Activity: Your answer should be the full set of records, printed exactly as they stand.

Exercise materials:
+ + +

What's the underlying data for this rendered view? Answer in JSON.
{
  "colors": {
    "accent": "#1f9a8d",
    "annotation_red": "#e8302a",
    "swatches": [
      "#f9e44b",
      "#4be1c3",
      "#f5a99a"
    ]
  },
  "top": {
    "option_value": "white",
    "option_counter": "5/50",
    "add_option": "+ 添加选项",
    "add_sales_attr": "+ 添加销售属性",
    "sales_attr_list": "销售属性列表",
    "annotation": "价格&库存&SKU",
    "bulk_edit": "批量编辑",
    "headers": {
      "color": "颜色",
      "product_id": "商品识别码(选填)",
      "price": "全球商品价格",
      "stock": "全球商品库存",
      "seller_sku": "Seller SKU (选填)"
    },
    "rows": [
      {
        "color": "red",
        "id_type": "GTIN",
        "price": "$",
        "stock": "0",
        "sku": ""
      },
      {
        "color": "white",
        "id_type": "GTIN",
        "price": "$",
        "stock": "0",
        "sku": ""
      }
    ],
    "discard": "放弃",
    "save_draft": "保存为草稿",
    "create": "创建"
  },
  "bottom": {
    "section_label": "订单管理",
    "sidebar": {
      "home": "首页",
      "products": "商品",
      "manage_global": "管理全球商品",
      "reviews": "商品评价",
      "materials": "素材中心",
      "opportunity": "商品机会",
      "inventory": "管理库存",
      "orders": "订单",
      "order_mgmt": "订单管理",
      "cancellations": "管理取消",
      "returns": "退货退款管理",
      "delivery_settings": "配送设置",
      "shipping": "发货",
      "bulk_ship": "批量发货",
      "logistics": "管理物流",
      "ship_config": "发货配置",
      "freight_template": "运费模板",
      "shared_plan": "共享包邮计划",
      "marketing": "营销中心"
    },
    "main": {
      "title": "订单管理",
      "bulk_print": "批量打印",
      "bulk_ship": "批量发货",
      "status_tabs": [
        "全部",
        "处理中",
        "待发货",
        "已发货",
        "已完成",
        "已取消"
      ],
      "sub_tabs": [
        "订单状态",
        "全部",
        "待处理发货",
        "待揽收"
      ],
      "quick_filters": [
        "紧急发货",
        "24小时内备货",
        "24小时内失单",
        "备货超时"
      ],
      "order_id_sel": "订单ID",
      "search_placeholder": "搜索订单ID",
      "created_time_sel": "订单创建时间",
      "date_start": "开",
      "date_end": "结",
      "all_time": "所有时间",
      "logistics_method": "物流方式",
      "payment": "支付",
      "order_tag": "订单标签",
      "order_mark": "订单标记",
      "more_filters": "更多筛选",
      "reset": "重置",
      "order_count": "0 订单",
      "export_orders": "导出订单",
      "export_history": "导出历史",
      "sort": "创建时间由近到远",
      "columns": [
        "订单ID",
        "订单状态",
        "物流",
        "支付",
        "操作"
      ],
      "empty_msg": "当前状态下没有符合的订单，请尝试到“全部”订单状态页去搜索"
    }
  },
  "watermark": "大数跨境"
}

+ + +

Task solution:
What's the underlying data for this rendered view? Answer in JSON.
{
  "colors": {
    "accent": "#1f9a8d",
    "annotation_red": "#e8302a",
    "swatches": [
      "#f9e44b",
      "#4be1c3",
      "#f5a99a"
    ]
  },
  "top": {
    "option_value": "white",
    "option_counter": "5/50",
    "add_option": "+ 添加选项",
    "add_sales_attr": "+ 添加销售属性",
    "sales_attr_list": "销售属性列表",
    "annotation": "价格&库存&SKU",
    "bulk_edit": "批量编辑",
    "headers": {
      "color": "颜色",
      "product_id": "商品识别码(选填)",
      "price": "全球商品价格",
      "stock": "全球商品库存",
      "seller_sku": "Seller SKU (选填)"
    },
    "rows": [
      {
        "color": "red",
        "id_type": "GTIN",
        "price": "$",
        "stock": "0",
        "sku": ""
      },
      {
        "color": "white",
        "id_type": "GTIN",
        "price": "$",
        "stock": "0",
        "sku": ""
      }
    ],
    "discard": "放弃",
    "save_draft": "保存为草稿",
    "create": "创建"
  },
  "bottom": {
    "section_label": "订单管理",
    "sidebar": {
      "home": "首页",
      "products": "商品",
      "manage_global": "管理全球商品",
      "reviews": "商品评价",
      "materials": "素材中心",
      "opportunity": "商品机会",
      "inventory": "管理库存",
      "orders": "订单",
      "order_mgmt": "订单管理",
      "cancellations": "管理取消",
      "returns": "退货退款管理",
      "delivery_settings": "配送设置",
      "shipping": "发货",
      "bulk_ship": "批量发货",
      "logistics": "管理物流",
      "ship_config": "发货配置",
      "freight_template": "运费模板",
      "shared_plan": "共享包邮计划",
      "marketing": "营销中心"
    },
    "main": {
      "title": "订单管理",
      "bulk_print": "批量打印",
      "bulk_ship": "批量发货",
      "status_tabs": [
        "全部",
        "处理中",
        "待发货",
        "已发货",
        "已完成",
        "已取消"
      ],
      "sub_tabs": [
        "订单状态",
        "全部",
        "待处理发货",
        "待揽收"
      ],
      "quick_filters": [
        "紧急发货",
        "24小时内备货",
        "24小时内失单",
        "备货超时"
      ],
      "order_id_sel": "订单ID",
      "search_placeholder": "搜索订单ID",
      "created_time_sel": "订单创建时间",
      "date_start": "开",
      "date_end": "结",
      "all_time": "所有时间",
      "logistics_method": "物流方式",
      "payment": "支付",
      "order_tag": "订单标签",
      "order_mark": "订单标记",
      "more_filters": "更多筛选",
      "reset": "重置",
      "order_count": "0 订单",
      "export_orders": "导出订单",
      "export_history": "导出历史",
      "sort": "创建时间由近到远",
      "columns": [
        "订单ID",
        "订单状态",
        "物流",
        "支付",
        "操作"
      ],
      "empty_msg": "当前状态下没有符合的订单，请尝试到“全部”订单状态页去搜索"
    }
  },
  "watermark": "大数跨境"
}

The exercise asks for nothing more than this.